In this work, two real-time energy management strategies have been investigated for optimal current split between batteries and ultracapacitors (UCs) in electric vehicle (EV) applications. In the first strategy, an optimization problem is formulated and solved using Karush-Kuhn-Tucker (KKT) conditions to obtain the real-time operation points of current split for the hybrid energy storage system (HESS). In the second strategy, a neural network based strategy is implemented as an intelligent controller for the proposed system. To evaluate the performance of these two real-time strategies, a performance metric based on the battery state-of-health (SoH) is developed to reveal the relative impact of instantaneous battery currents on the battery degradation. A 38V-385Wh battery and a 32V-4.12Wh UC HESS hardware prototype has been developed and a real-time experimental platform has been built for energy management controller validation, using xPC Target and National Instrument data acquisition system (DAQ). Both the simulation and real-time experiment results have successfully validated the real-time implementation feasibility and effectiveness of the two real-time controller designs. It is shown that under a high speed, high acceleration, aggressive drive cycle US06, the two real-time energy management strategies can greatly reduce the battery peak current and consequently decreases the battery SoH reduction by 31% and 38% in comparison to a battery-only energy storage system.

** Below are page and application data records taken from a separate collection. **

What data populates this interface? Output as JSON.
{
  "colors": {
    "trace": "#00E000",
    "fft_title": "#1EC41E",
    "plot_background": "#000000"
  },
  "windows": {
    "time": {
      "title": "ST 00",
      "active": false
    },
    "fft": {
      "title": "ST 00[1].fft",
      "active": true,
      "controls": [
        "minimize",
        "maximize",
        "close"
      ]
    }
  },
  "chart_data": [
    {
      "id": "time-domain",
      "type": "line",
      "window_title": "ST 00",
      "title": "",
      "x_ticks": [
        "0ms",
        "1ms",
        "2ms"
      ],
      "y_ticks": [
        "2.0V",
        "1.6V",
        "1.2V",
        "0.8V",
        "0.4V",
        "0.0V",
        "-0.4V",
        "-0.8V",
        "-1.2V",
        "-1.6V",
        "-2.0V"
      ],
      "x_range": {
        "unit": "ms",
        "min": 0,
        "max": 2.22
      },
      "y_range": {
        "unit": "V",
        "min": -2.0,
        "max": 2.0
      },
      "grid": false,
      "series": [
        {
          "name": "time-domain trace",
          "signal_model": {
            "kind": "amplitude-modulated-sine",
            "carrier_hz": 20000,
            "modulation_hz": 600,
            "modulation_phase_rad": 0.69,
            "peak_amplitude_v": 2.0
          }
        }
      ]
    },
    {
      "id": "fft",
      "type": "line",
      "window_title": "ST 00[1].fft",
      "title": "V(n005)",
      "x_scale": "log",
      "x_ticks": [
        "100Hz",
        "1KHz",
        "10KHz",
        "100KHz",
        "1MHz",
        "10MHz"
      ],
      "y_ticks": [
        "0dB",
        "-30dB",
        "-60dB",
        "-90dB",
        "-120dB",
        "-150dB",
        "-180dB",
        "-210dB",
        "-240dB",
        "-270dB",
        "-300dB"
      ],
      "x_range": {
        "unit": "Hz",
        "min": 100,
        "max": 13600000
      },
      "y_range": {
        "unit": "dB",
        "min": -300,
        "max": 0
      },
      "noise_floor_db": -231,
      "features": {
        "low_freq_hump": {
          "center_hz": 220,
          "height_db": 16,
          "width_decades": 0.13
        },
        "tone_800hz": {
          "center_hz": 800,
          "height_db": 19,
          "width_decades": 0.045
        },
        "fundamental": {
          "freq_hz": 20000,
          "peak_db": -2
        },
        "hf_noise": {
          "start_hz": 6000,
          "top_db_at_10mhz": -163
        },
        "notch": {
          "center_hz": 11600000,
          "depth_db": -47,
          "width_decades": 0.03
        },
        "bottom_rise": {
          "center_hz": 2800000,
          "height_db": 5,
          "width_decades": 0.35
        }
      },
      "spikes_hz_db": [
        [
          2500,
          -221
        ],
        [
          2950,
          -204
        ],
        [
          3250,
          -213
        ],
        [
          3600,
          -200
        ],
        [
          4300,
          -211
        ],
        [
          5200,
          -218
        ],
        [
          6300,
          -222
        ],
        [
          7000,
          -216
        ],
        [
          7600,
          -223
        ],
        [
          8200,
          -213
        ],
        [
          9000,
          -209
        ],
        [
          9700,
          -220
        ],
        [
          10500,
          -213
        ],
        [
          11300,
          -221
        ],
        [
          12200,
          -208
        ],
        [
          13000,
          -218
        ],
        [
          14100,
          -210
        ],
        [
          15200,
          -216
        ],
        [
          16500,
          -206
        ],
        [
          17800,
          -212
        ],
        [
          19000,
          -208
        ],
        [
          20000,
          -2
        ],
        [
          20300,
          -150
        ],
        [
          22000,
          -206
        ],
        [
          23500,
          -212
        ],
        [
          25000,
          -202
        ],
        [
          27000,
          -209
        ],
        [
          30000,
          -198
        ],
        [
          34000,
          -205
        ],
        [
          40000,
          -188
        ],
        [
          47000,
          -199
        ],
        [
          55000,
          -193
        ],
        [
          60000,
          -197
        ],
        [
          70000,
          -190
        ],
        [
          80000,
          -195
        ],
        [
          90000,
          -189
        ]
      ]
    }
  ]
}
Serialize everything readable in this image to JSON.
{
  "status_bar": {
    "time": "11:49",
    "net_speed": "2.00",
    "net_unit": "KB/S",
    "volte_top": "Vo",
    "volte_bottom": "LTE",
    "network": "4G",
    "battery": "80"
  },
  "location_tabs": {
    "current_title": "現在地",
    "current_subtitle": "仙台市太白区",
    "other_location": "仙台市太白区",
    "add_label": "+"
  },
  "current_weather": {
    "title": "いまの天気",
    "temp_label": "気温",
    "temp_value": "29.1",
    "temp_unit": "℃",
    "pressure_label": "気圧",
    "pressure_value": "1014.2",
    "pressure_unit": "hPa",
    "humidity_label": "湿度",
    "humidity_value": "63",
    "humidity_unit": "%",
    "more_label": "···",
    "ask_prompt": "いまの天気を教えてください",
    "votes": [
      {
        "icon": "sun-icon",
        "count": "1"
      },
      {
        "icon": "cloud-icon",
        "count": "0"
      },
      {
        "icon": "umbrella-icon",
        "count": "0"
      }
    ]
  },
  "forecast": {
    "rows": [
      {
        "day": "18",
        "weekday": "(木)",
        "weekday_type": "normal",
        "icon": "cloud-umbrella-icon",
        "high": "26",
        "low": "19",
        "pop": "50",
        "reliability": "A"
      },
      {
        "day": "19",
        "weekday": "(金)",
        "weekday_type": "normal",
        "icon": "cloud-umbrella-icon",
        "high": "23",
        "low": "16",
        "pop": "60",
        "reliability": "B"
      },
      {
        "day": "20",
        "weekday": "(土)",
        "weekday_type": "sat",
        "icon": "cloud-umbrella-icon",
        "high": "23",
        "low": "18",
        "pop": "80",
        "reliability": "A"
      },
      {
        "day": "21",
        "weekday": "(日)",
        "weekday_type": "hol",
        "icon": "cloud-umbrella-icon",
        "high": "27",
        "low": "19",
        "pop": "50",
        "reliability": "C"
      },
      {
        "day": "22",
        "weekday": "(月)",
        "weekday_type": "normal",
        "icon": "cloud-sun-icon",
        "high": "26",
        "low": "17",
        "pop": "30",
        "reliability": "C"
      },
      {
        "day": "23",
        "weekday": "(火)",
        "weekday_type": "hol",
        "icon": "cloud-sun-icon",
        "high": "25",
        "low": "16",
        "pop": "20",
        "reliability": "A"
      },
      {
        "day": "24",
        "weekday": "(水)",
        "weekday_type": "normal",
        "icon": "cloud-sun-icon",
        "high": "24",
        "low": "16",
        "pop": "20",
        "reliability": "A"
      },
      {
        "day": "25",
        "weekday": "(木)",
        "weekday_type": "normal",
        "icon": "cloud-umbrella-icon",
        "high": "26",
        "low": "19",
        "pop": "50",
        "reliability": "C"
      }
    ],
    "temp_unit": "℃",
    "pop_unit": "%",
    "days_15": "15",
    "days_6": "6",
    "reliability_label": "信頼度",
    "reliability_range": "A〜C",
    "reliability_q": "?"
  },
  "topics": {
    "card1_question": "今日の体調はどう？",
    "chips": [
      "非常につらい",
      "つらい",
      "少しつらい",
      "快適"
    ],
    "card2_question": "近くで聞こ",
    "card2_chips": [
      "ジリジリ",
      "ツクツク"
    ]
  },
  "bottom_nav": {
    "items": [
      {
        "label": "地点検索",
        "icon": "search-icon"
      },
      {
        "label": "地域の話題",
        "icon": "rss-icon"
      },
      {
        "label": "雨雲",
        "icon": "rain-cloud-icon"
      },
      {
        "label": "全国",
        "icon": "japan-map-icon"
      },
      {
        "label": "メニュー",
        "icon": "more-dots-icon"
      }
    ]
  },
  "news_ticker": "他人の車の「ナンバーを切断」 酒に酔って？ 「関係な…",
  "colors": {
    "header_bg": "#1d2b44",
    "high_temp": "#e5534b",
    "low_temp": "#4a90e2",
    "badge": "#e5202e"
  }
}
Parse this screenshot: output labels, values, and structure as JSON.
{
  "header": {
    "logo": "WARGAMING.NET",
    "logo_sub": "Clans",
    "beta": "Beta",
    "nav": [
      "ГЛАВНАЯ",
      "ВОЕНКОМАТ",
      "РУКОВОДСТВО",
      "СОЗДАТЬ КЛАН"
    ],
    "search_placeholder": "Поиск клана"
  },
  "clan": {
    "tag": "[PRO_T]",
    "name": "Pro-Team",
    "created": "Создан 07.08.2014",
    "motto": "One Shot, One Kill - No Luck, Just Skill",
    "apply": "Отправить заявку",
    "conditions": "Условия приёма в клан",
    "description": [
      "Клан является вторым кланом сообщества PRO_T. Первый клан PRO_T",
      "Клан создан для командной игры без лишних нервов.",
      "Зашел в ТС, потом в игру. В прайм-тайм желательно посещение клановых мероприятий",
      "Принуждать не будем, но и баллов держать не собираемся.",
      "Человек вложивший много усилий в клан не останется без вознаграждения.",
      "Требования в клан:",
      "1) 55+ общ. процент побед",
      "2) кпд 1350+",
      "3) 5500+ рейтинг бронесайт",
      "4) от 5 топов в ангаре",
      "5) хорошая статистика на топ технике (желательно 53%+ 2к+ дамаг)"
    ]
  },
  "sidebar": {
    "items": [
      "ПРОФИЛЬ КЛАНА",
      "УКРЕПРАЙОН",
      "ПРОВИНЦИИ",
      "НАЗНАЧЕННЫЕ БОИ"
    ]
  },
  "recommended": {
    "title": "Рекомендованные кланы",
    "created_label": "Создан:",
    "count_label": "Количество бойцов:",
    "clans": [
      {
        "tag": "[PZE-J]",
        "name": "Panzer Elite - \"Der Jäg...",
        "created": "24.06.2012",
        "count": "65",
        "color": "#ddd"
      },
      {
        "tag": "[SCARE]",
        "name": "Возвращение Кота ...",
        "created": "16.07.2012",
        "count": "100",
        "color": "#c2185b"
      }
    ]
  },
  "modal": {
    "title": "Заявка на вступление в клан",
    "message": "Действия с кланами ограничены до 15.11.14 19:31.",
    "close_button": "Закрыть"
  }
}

Electric vehicles (EVs) face significant energy storage related challenges, including the range anxiety, high cost, and battery degradation. Batteries, as the energy storage components in majority of current and upcoming EVs, deliver energy to the electric machine during propulsion and recover energy during regenerative braking. For urban drive cycles with frequent stop-and-go, the frequent high power exchange between the electric machine and the ESS results in accelerated battery aging. The battery aging decreases the battery capability of storing energy and providing power over the battery lifetime. One potential solution to this problem is to integrate high-energy (HE) density batteries with high-power (HP) density ultracapacitors (UCs) as hybrid energy storage systems (HESS). UCs has complementary features to batteries with fast charge-discharge, excellent power performance over broad temperature range, long lifetime and high reliability. UCs can protect batteries against fast charging/discharging, reduce high peak power and relieve the battery thermal burden; therefore, prolong the battery lifetime.
In this work, two real-time energy management strategies have been investigated for optimal current split between batteries and ultracapacitors (UCs) in electric vehicle (EV) applications. In this work, the semi-active HESS topology is considered. With this topology, the UC pack discharging/charging current Iuc can be controlled through the control of the DC-DC converter. In addition, as the UC pack is decoupled from the dc bus, its voltage can be lower than the dc bus voltage, and consequently the size and cost of UC can be reduced.
- Electric vehicles (EVs).